Since the early '90s tenor saxophonist Donny McCaslin has been a member of a loose collective of talented and creative young artists on the cutting edge that includes alto saxophonist Dave Binney, bassist Scott Colley and drummer Kenny Wollesen. They previously documented their genre-busting chemistry on CD under the name Lan Xang. Along with pushing the envelope in that more experimental context, McCaslin has also been a potent and reliable sideman in far more inside situations for such bandleaders as vocalist Luciana Souza and the Maria Schneider Orchestra. On The Way Through, his third CD as a leader, McCaslin blends his inside and outside sensibilities into one sumptuous and satisfying package.
McCaslin makes judicious use of alto flute, bass clarinet, marimba and steel pan alongside his signature tenor-alto blend with Binney, and the arrangements are quite adventurous. The music runs the gamut from forcefully swinging free-bop romps ("Break Tune") to pan-global exoticism ("San Lorenzo") to gentle lyricism ("The Way Through") to the kind of spacious kind of freewheeling improv pieces that Lan Xang favored in performance and on its recordings ("What Remains"). Drummer Adam Cruz, clarinetist Douglas Yates, flutist Anders Bostrom and Souza further assist McCaslin in this excellent outing.
From the opening original, "Skyward," McCaslin demonstrates an impressive command of his horn, leaping from honking lows to squealing highs with relative ease while maintaining a swinging pulse.

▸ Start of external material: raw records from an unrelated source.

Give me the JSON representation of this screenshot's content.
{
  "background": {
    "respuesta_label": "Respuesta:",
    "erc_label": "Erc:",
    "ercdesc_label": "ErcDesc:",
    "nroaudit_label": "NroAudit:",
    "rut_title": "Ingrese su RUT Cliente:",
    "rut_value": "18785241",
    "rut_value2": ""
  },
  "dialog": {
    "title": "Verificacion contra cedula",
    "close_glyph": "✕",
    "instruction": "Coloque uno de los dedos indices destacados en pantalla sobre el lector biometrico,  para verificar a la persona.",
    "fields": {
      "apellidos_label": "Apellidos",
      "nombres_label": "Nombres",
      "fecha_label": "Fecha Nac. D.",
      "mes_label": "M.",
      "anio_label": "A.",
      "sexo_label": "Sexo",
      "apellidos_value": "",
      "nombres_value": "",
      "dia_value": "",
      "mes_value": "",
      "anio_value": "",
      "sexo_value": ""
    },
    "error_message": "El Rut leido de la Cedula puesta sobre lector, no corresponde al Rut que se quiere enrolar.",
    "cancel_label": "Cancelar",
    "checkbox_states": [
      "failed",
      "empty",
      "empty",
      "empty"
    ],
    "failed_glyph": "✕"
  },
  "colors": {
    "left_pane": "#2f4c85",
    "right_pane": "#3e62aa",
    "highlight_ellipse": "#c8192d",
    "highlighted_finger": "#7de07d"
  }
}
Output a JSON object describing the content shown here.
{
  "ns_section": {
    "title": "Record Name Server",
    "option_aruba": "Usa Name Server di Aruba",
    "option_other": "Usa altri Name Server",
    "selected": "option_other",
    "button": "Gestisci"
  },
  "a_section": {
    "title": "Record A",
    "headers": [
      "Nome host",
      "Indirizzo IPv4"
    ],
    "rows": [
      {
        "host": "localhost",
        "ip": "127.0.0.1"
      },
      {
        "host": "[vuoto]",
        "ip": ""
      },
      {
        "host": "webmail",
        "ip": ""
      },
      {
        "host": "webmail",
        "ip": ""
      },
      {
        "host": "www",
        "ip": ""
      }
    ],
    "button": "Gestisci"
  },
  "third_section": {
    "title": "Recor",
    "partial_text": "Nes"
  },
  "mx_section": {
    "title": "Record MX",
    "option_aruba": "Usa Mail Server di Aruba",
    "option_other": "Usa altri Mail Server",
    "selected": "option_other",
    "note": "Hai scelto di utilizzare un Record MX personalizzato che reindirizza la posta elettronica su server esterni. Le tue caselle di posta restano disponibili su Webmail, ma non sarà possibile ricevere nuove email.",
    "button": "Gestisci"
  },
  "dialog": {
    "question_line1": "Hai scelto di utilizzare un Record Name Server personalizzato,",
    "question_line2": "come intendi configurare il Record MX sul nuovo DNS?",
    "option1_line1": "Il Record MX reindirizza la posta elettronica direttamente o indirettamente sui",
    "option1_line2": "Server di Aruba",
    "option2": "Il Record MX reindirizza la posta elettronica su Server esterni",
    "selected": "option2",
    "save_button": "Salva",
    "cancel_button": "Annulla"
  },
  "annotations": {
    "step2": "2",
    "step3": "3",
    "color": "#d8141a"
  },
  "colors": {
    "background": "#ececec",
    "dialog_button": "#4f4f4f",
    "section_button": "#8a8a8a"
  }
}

His startling, unaccompanied extrapolation on Dizzy Gillespie's "Woody 'n' You" further demonstrates his eagerness to push the envelope with daring Brecker-esque intervallic leaps on his tenor while still acknowledging the tradition. Likewise, his sparse tenor-bass-drums trio rendition of Sammy Cahn's "I Should Care" is simultaneously unorthodox and reverential.
Souza adds a haunting quality with her ethereal unison lines alongside McCaslin's tenor on the churning Afro-Cuban undercurrent of "San Lorenzo" before chiming in with a robust overdubbed choir. The full ensemble turns in a relaxed, faithful reading of Wayne Shorter's "Fee Fi Fo Fum," which features dissonant harmonies for alto flute and bass clarinet. And McCaslin lets his experimental tendencies run wild on two provocative cat-and-mouse improv duets with Binney ("Free California" and "Flutter") and on "Break Tune," where he blows freely over some techno loops.
In touching all of these bases, McCaslin has put together his most fully realized project to date. The Way Through represents a complete picture of this talented, up-and-coming saxophonist-arranger-composer, with promises of even grander schemes to come.